Task to carry out: Copy each line in the data that includes the word "позиции".

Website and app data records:
== Segment start ==

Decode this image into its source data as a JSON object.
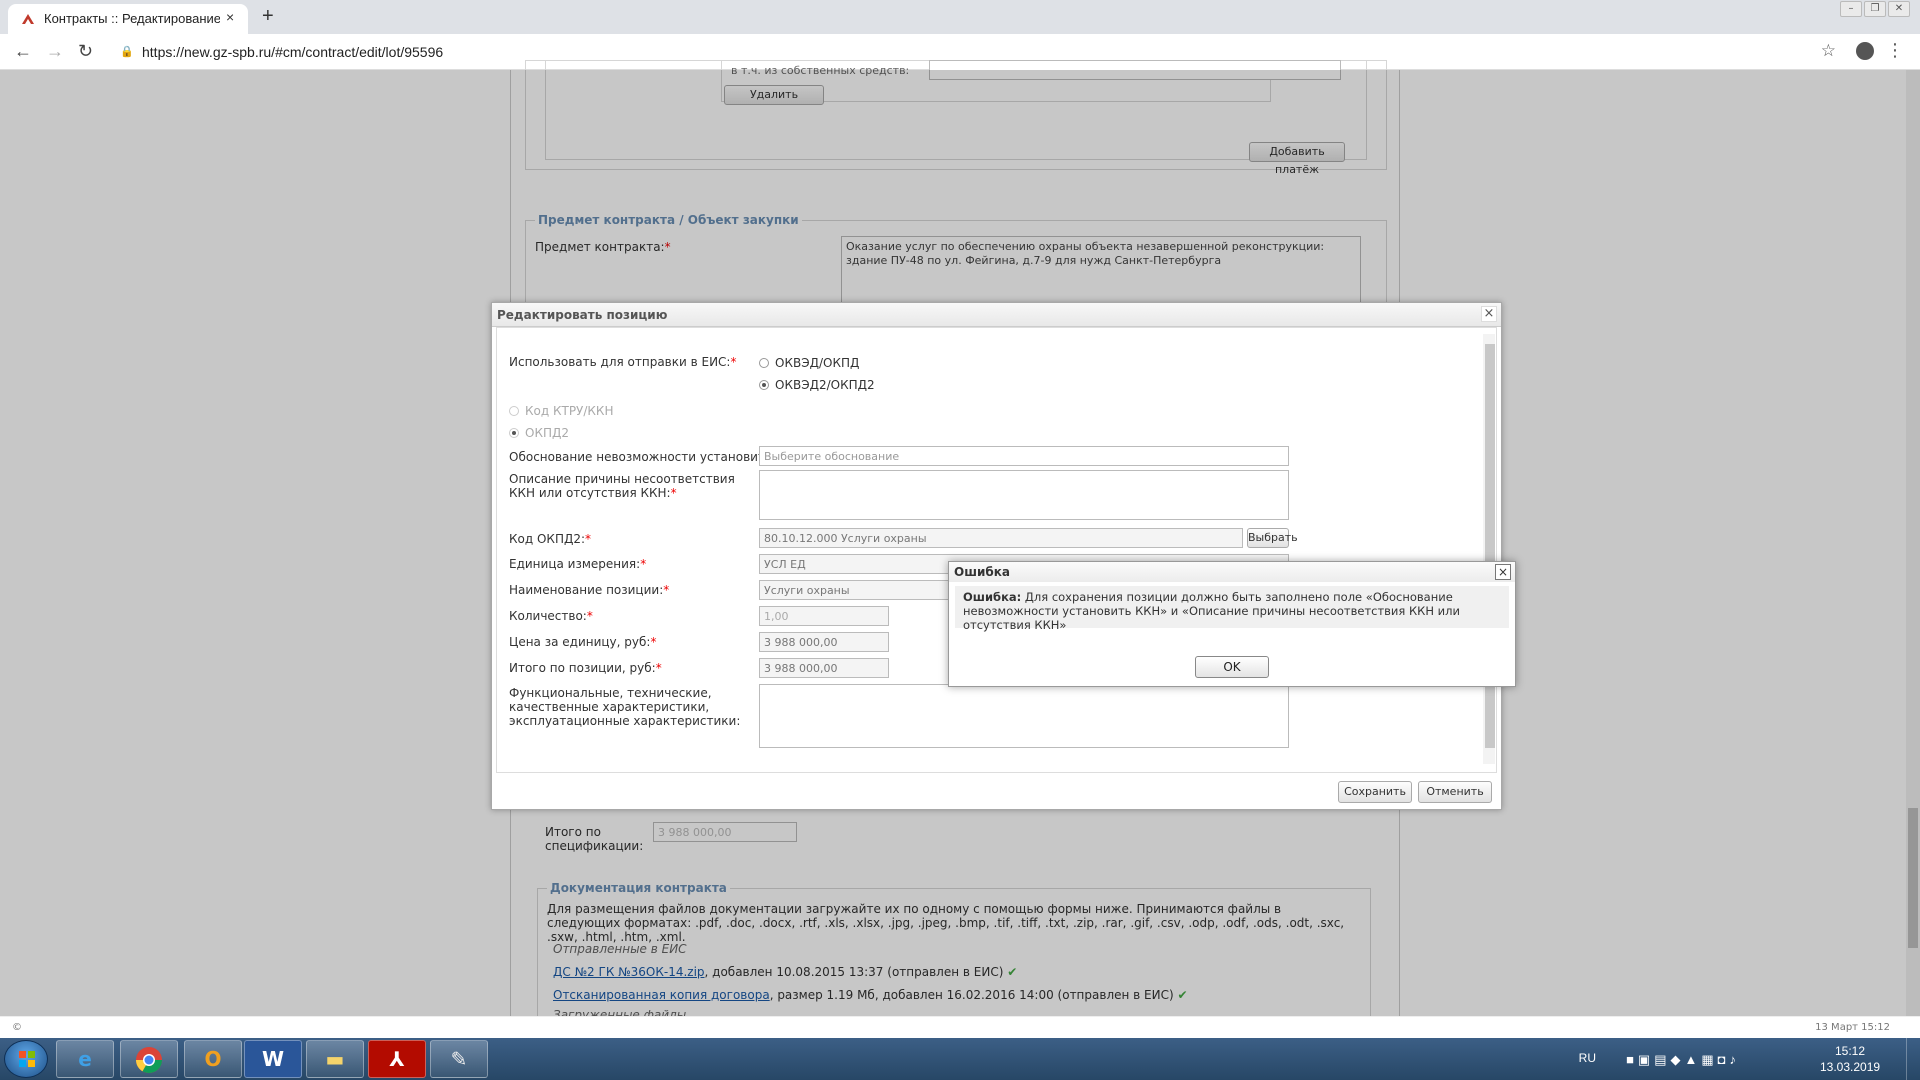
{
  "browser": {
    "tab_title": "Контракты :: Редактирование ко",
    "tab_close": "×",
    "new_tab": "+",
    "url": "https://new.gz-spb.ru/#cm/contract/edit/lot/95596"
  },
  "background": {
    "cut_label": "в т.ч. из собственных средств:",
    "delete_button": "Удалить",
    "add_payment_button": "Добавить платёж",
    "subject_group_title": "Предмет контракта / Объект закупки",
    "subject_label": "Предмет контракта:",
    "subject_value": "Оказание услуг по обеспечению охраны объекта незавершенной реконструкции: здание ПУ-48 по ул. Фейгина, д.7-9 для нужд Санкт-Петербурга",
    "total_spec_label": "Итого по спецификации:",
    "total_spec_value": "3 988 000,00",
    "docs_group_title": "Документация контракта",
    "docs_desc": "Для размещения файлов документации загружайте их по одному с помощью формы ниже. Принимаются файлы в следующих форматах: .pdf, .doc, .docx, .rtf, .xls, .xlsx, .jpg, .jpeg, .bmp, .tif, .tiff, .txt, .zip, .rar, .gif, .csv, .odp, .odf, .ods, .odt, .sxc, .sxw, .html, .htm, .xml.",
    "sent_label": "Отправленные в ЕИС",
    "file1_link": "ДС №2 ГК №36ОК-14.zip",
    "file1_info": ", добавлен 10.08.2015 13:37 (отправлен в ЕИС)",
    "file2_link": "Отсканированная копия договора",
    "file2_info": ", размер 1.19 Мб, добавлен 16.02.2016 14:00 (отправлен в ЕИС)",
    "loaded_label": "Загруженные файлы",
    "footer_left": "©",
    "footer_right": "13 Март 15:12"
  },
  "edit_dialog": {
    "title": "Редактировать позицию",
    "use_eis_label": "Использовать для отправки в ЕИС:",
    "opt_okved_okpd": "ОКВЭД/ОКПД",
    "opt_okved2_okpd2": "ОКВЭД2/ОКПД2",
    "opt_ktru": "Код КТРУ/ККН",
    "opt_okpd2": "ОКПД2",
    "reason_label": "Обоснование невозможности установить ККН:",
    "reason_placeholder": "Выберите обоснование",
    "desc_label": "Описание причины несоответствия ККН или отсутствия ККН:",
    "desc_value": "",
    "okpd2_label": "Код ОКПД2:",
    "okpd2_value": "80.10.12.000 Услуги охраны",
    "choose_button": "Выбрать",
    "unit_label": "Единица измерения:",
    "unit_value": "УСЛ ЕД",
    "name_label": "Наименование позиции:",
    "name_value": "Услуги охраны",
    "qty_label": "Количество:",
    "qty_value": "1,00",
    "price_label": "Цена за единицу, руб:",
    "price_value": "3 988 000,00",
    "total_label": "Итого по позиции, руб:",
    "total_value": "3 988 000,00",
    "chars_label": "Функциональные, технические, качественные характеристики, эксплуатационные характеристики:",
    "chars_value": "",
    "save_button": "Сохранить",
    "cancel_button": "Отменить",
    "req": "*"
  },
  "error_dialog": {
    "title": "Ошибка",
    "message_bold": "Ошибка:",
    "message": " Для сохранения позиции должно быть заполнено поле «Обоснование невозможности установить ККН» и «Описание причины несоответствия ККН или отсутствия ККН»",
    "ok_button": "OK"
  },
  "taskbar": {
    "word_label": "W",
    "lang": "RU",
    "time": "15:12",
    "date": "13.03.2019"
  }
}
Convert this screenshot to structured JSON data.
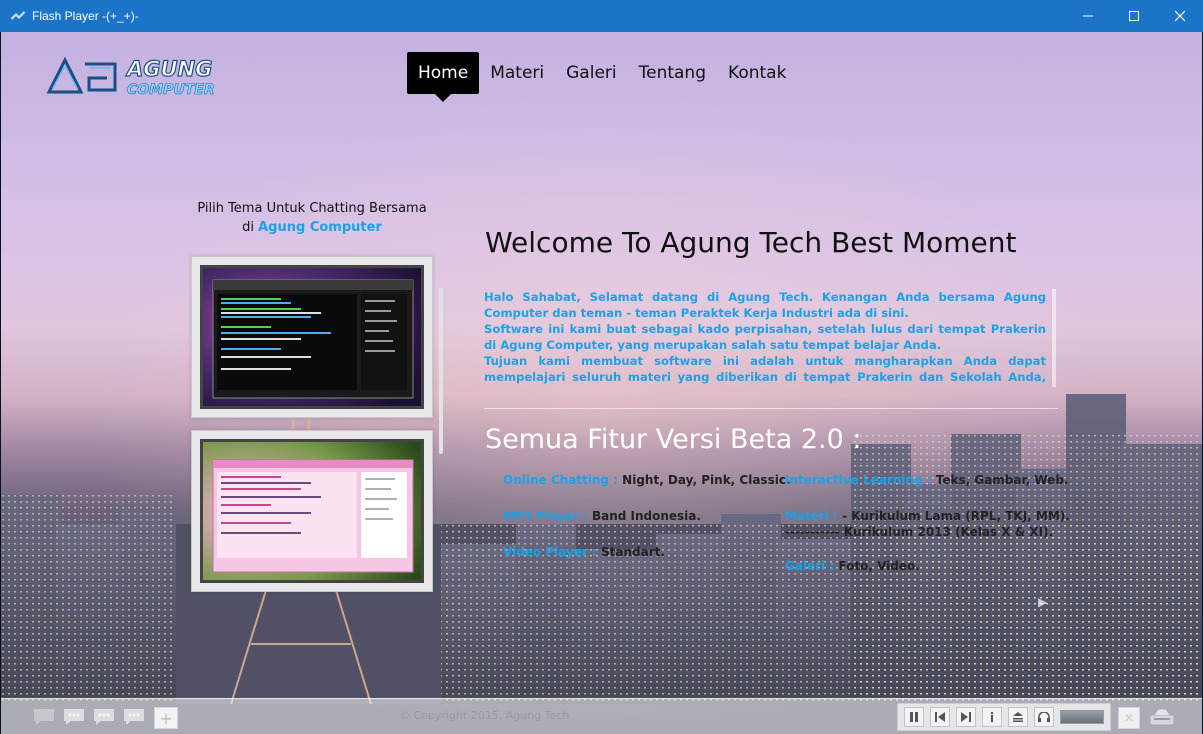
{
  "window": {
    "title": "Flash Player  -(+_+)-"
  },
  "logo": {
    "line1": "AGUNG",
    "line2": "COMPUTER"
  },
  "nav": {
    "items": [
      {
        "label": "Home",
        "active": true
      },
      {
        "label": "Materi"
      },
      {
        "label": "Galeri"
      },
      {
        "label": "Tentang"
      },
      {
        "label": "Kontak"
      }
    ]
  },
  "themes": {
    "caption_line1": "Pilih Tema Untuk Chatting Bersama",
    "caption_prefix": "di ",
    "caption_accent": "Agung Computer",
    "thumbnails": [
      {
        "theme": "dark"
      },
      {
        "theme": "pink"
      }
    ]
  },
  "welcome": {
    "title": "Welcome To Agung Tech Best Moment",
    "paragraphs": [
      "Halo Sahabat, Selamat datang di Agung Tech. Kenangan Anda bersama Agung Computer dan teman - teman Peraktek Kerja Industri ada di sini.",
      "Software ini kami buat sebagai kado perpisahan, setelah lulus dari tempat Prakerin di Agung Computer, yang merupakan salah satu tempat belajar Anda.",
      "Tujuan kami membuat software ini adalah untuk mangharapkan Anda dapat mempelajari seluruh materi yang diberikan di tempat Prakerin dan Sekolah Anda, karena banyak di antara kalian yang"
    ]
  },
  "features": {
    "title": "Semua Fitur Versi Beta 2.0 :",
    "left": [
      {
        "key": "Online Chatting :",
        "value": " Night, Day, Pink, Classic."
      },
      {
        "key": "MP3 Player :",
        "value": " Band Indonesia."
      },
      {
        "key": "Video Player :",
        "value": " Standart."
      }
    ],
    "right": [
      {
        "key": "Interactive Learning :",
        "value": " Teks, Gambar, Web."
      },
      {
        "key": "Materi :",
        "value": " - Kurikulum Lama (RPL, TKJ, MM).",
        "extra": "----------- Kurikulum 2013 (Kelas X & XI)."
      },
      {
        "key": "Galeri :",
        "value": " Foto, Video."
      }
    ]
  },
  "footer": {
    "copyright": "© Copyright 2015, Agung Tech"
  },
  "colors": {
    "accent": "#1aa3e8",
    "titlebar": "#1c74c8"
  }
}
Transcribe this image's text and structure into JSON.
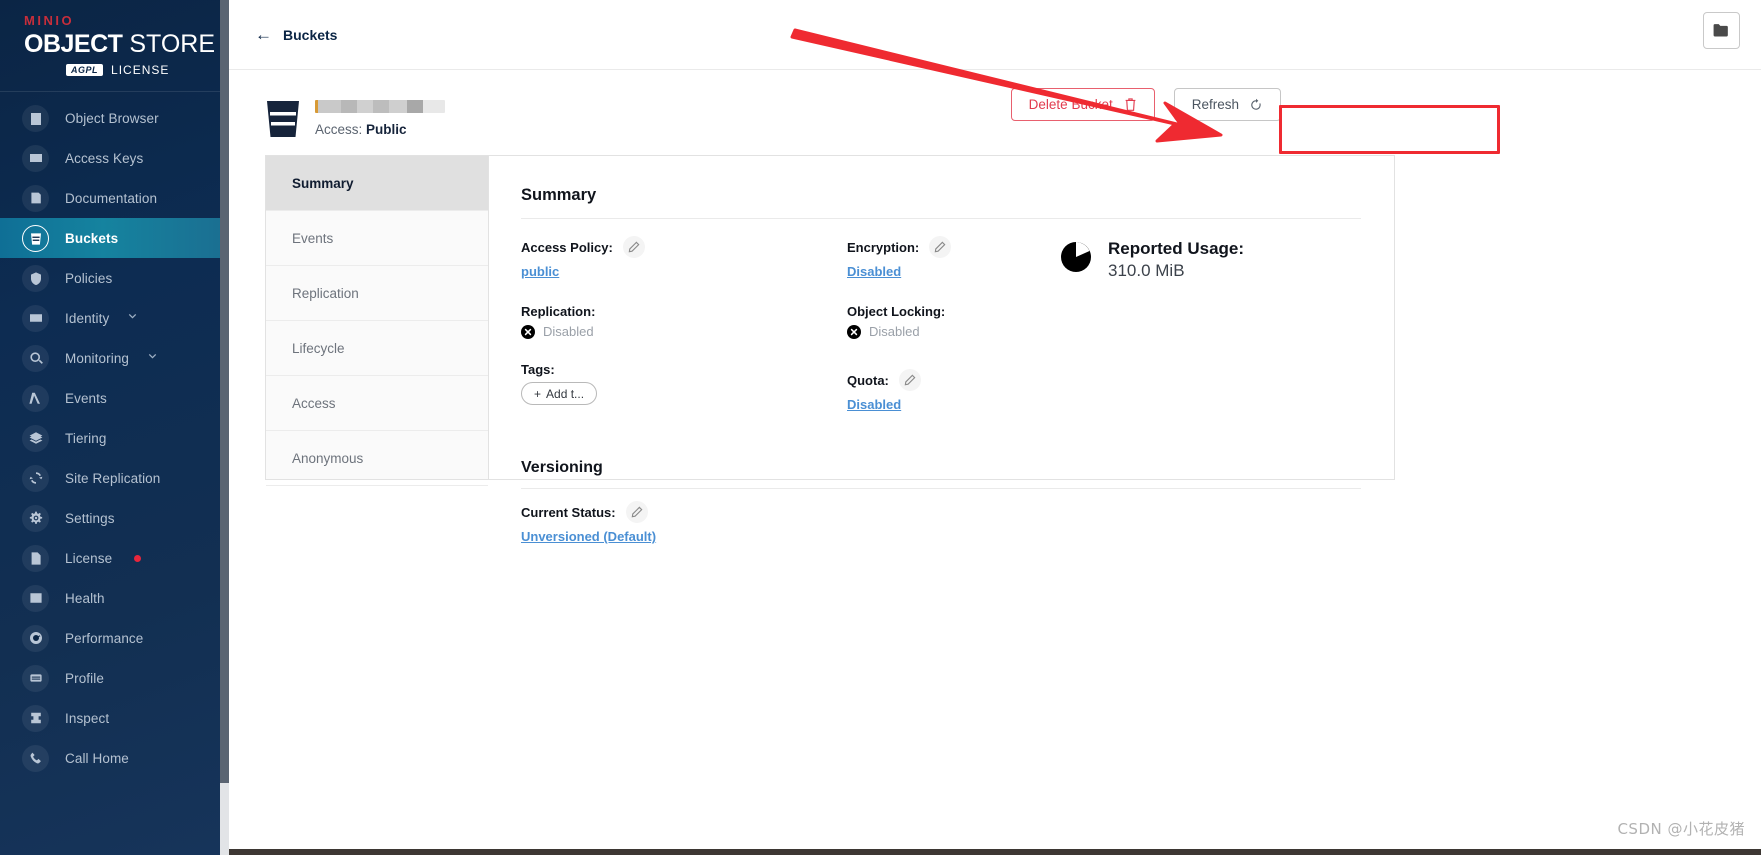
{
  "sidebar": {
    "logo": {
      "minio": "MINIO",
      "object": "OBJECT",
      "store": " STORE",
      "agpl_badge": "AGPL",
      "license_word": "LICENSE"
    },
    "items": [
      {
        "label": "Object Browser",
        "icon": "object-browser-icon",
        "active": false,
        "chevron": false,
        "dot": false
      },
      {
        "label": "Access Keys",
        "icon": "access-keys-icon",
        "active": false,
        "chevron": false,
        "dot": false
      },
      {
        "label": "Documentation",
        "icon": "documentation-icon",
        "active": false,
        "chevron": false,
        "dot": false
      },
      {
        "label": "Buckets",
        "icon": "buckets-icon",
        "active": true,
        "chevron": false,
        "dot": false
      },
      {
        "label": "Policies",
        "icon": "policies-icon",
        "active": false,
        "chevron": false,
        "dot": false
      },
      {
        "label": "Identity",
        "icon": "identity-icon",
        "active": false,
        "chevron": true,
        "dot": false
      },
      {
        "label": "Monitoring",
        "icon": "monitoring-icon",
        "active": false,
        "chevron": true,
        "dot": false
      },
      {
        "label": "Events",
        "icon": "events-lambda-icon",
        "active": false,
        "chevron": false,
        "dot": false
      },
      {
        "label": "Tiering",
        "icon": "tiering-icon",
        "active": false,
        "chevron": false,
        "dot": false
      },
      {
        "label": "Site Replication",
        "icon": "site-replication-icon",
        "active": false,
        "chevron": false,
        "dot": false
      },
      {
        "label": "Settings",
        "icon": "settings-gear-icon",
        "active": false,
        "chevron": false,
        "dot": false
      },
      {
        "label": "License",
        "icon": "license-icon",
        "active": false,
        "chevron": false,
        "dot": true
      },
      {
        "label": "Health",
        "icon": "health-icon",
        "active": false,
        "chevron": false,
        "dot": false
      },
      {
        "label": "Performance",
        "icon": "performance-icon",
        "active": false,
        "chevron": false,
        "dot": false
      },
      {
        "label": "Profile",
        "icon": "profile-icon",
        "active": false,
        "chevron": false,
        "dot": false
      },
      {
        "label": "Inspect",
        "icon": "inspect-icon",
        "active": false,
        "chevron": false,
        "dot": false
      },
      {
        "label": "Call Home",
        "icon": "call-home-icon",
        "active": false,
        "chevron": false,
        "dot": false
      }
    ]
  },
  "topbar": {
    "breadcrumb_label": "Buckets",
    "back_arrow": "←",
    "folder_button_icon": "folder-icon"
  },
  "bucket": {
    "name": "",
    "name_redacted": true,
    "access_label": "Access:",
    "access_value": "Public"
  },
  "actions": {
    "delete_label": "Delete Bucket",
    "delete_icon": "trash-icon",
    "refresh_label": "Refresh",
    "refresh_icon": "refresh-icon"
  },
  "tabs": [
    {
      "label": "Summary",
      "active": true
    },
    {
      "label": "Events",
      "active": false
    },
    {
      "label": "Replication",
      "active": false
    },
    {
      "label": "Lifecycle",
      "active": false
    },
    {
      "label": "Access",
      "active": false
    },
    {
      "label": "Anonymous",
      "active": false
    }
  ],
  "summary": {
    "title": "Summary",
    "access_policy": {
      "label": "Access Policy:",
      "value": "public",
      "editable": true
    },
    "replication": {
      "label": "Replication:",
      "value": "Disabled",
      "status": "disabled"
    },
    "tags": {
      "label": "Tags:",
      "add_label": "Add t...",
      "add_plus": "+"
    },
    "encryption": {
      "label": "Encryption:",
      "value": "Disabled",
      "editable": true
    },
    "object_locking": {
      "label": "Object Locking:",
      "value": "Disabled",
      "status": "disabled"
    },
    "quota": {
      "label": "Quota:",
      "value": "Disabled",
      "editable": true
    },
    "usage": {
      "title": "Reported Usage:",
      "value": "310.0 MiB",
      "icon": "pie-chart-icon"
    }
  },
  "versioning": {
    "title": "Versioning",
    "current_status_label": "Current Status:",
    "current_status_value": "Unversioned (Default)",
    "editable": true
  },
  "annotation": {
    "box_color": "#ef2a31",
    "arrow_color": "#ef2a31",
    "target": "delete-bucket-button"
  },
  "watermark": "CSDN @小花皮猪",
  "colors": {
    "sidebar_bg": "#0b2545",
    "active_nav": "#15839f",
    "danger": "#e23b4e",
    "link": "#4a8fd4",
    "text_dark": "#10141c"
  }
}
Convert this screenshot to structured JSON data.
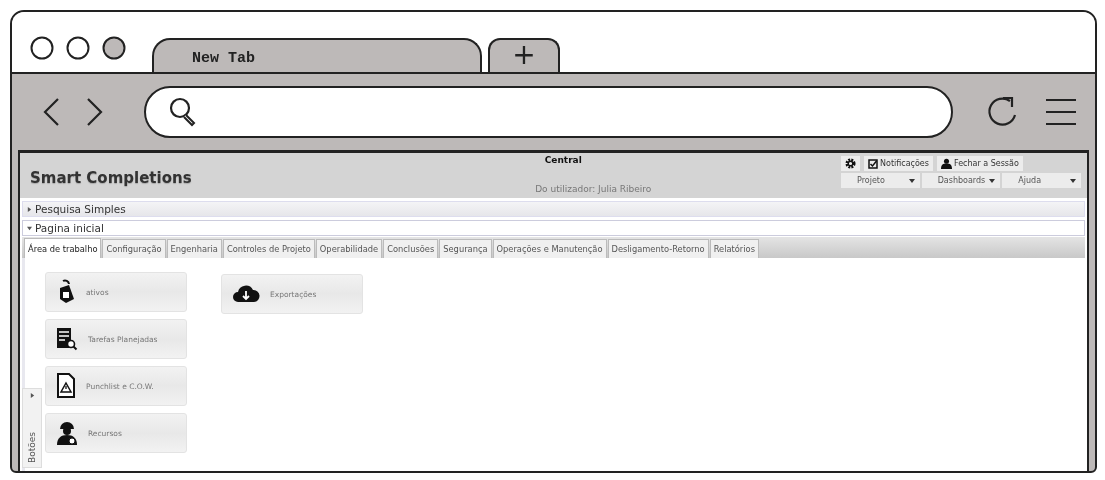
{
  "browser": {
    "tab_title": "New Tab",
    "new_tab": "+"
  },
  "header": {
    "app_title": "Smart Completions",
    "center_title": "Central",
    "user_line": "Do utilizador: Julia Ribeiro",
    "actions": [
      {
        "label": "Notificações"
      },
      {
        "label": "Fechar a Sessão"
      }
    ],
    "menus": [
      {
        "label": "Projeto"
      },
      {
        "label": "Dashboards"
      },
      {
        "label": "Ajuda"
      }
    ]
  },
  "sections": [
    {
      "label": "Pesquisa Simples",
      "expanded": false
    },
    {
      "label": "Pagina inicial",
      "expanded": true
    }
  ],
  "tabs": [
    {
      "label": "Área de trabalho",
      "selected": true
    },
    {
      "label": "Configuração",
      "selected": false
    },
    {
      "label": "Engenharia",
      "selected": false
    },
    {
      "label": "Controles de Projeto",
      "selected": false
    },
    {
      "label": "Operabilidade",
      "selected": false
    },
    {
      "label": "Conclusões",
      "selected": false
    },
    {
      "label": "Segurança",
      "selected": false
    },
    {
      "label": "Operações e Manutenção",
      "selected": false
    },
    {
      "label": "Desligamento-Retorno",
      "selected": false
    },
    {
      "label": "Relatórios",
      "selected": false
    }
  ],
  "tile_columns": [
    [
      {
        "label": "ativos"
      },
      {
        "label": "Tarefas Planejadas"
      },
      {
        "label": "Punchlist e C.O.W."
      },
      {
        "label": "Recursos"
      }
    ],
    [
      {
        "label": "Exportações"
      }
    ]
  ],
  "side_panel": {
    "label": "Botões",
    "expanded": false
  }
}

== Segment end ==

Answer to this exercise:
    "name_label": "Наименование позиции:",
    "total_label": "Итого по позиции, руб:",
    "message": " Для сохранения позиции должно быть заполнено поле «Обоснование невозможности установить ККН» и «Описание причины несоответствия ККН или отсутствия ККН»",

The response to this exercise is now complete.